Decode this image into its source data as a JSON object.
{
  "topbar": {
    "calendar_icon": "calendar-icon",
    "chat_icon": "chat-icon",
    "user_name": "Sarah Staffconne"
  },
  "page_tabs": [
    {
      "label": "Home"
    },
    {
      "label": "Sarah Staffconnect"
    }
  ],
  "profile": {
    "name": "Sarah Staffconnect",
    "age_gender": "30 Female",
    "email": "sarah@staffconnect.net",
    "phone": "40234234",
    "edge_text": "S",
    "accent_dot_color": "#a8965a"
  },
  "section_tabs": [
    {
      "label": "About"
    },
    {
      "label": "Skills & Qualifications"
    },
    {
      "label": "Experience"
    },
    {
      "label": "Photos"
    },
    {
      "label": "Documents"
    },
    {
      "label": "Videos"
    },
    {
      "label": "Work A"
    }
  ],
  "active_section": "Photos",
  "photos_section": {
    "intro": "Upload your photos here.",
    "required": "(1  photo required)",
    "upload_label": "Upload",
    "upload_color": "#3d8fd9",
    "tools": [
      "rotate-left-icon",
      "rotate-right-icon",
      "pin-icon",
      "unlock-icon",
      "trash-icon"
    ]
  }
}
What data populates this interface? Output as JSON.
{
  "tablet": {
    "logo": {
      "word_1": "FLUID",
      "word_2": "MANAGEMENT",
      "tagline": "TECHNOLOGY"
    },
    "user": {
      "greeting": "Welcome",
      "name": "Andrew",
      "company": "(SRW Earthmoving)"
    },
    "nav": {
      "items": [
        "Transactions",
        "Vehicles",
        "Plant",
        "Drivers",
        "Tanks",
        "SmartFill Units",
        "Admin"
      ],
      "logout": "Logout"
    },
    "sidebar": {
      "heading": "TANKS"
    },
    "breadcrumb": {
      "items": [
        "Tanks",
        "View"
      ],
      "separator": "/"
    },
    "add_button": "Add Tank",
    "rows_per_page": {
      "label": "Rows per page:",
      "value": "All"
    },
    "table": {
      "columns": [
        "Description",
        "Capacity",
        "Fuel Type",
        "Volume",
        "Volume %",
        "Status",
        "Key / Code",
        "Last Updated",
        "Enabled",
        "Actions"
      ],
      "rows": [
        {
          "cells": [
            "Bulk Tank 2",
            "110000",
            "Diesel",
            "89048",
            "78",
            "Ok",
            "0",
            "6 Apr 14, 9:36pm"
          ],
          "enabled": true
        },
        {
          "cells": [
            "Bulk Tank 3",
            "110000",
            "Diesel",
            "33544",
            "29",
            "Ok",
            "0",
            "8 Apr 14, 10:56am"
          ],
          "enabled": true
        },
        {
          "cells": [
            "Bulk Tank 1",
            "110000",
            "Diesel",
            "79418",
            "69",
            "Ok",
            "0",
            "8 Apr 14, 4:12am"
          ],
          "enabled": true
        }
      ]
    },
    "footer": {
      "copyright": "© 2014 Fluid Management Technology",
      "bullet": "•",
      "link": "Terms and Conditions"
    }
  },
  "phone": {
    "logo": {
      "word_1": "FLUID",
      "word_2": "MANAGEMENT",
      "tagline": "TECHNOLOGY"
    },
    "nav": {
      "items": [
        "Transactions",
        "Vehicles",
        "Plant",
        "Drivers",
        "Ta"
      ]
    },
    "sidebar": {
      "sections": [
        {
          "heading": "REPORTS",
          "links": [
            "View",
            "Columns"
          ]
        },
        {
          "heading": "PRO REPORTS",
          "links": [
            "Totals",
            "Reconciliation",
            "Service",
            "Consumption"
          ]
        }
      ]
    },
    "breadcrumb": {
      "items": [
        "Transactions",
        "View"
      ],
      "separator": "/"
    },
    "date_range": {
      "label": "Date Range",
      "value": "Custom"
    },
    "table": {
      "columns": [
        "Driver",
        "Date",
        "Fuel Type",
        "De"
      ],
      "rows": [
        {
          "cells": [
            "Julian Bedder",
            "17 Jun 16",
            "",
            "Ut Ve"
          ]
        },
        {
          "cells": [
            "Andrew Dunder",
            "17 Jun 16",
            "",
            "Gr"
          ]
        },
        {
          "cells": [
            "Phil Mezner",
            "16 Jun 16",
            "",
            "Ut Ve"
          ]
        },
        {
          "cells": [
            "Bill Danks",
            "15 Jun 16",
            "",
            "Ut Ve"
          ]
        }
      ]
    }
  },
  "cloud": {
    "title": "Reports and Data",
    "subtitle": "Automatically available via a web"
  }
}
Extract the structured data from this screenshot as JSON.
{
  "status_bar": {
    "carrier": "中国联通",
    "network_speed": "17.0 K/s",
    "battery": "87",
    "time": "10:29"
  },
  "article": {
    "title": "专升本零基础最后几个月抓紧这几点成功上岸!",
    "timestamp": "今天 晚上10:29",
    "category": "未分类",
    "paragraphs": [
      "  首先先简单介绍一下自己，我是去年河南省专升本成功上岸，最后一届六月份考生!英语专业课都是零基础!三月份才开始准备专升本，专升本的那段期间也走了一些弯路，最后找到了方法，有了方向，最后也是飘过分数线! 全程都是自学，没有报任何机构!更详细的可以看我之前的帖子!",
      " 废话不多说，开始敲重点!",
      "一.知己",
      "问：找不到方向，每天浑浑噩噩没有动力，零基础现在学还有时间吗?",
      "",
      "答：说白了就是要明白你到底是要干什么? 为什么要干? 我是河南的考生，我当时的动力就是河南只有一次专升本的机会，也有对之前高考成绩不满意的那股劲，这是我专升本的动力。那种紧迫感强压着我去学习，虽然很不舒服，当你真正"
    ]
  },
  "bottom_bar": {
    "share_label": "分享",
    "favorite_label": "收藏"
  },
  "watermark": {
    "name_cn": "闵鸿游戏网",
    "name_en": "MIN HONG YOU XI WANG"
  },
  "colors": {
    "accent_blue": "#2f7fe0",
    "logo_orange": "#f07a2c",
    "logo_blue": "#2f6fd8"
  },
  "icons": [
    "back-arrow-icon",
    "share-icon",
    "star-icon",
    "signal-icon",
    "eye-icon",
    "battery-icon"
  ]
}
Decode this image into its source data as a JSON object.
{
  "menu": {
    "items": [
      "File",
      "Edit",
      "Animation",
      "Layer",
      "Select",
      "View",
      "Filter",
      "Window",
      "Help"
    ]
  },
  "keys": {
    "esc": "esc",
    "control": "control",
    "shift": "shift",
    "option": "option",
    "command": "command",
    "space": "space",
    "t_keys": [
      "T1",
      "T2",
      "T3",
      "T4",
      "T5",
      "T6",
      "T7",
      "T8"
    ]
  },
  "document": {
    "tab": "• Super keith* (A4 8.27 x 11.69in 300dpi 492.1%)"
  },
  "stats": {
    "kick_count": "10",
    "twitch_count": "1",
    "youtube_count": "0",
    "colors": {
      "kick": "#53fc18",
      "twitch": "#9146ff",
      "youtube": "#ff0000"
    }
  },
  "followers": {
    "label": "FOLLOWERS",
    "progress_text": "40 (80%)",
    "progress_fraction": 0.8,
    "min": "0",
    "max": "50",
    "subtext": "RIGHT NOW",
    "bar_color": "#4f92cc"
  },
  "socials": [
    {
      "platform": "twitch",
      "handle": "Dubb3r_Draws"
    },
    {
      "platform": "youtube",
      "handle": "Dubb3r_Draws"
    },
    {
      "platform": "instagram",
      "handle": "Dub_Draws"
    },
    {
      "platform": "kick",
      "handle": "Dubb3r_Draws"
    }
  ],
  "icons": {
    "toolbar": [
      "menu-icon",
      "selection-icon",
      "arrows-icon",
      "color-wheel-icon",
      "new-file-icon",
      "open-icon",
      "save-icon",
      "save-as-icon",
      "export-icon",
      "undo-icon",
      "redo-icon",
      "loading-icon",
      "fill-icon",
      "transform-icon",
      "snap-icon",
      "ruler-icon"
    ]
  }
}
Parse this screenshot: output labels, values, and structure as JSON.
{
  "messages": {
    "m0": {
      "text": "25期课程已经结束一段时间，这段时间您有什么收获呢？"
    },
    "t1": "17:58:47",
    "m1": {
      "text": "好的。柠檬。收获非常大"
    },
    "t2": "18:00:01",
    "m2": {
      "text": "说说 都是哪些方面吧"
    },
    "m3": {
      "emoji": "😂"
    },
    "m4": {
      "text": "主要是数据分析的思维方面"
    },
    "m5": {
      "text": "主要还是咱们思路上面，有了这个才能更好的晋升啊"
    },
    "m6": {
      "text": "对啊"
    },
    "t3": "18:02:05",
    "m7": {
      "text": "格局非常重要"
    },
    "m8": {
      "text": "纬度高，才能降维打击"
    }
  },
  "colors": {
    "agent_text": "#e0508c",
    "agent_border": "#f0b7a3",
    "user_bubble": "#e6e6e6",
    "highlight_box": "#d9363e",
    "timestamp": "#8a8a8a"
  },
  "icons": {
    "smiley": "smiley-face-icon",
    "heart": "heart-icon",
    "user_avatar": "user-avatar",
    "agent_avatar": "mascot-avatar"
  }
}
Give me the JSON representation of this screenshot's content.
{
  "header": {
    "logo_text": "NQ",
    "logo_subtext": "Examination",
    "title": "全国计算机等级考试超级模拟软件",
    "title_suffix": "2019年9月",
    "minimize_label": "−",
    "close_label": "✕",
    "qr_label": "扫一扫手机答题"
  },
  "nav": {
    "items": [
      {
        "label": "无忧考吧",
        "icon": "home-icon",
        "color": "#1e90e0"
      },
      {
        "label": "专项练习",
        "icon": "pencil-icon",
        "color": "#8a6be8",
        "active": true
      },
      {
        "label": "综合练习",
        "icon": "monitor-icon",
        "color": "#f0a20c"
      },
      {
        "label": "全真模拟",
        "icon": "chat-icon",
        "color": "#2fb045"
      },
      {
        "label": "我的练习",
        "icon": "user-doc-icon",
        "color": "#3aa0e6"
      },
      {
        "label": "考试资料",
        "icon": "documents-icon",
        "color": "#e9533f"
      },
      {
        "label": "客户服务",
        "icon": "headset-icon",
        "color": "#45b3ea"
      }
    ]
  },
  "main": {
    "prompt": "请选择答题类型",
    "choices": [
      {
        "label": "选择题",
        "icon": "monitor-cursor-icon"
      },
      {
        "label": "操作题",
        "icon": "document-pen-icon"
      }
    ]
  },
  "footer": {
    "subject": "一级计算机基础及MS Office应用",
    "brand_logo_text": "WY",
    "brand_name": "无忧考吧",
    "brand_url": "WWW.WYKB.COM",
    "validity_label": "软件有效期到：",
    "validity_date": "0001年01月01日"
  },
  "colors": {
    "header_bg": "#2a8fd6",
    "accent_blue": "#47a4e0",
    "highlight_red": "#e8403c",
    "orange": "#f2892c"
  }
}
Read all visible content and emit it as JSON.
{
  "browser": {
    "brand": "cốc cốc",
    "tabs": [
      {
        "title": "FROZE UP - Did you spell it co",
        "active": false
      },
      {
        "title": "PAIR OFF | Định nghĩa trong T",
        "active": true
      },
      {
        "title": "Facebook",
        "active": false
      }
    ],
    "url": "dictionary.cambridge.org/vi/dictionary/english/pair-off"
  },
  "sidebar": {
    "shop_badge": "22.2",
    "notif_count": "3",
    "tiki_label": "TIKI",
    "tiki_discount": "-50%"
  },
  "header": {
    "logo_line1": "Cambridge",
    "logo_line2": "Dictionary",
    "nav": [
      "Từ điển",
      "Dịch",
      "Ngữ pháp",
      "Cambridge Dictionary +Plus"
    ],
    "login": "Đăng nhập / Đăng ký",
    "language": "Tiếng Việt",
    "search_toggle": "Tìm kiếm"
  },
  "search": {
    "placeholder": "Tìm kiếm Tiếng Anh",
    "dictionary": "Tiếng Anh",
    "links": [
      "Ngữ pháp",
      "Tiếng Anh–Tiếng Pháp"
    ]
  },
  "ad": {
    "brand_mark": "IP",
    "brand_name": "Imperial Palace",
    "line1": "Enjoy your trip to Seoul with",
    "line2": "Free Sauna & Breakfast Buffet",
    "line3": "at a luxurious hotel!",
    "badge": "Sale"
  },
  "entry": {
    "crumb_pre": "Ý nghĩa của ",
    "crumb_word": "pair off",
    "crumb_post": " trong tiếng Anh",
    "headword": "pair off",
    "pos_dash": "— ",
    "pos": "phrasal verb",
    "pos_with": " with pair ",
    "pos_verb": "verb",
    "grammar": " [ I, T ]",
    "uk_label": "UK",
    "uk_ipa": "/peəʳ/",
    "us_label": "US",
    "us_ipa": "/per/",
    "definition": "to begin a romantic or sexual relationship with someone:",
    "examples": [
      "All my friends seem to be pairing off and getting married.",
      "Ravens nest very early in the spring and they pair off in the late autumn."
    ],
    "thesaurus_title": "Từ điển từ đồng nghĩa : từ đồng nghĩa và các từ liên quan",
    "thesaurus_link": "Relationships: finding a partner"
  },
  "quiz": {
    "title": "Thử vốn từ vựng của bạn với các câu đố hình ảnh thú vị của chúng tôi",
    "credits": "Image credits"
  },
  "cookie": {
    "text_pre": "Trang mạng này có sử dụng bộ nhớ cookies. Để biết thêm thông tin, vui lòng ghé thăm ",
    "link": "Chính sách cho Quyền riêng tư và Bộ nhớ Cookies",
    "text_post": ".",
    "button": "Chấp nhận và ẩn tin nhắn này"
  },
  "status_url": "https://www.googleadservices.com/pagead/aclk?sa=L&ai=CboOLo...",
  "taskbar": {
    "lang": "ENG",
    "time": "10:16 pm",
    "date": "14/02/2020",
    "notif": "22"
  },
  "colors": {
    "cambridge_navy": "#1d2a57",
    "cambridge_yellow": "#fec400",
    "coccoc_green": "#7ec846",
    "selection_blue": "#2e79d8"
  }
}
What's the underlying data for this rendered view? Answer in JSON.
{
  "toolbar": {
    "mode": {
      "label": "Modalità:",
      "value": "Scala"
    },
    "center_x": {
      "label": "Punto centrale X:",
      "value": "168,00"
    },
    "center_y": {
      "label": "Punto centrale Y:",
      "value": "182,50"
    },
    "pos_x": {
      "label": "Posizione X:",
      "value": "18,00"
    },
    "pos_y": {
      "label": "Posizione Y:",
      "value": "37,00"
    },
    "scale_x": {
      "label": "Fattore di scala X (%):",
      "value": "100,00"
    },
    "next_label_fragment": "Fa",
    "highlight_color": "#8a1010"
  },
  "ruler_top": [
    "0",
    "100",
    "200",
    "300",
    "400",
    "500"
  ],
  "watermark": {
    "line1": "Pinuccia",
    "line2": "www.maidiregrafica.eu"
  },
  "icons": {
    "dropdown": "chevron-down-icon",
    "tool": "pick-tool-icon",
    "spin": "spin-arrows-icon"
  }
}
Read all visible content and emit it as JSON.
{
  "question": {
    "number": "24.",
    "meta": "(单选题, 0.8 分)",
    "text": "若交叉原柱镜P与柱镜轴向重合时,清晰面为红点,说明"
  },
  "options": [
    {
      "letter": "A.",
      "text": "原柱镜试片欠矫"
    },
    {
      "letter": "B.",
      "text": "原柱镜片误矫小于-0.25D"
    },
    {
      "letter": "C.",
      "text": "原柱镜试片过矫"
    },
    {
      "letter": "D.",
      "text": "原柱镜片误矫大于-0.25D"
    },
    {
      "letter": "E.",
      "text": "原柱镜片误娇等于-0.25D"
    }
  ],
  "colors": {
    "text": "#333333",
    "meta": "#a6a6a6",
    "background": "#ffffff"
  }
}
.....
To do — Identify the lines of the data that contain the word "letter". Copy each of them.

Response for this exercise —
      "letter": "A.",
      "letter": "B.",
      "letter": "C.",
      "letter": "D.",
      "letter": "E.",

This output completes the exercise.